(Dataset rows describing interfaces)
****
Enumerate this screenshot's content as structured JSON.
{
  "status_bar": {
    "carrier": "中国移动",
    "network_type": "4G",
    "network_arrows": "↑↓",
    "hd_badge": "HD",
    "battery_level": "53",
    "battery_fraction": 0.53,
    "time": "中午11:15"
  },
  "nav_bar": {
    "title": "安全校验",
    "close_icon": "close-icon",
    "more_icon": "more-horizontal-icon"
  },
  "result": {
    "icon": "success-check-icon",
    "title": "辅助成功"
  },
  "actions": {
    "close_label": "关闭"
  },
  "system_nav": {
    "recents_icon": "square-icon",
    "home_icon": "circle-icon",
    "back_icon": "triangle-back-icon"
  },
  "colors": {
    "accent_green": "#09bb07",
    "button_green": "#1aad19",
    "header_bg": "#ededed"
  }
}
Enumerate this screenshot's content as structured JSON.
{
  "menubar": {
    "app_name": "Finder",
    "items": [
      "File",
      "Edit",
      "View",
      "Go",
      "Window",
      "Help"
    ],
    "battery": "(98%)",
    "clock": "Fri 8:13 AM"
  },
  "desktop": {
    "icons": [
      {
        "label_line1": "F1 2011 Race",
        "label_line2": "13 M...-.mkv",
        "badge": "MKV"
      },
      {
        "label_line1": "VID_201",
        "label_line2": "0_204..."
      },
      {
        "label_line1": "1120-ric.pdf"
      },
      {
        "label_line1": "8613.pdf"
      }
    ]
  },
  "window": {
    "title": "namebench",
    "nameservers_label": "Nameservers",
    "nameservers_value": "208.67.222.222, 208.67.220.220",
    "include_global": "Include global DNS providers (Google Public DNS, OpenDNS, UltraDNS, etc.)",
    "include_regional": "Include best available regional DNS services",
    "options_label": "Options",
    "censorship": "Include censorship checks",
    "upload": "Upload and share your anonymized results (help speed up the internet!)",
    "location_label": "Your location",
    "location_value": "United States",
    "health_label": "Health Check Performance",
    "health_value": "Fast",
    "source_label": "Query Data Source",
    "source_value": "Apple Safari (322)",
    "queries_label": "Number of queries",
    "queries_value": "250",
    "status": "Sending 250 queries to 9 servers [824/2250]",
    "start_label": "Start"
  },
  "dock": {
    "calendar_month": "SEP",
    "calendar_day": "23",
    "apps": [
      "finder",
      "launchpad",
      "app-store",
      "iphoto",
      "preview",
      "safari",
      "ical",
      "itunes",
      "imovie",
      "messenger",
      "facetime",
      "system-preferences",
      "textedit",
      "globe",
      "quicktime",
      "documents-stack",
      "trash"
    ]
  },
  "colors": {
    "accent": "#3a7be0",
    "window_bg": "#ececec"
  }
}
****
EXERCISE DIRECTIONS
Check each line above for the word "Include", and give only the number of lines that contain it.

OUTPUT BELOW
3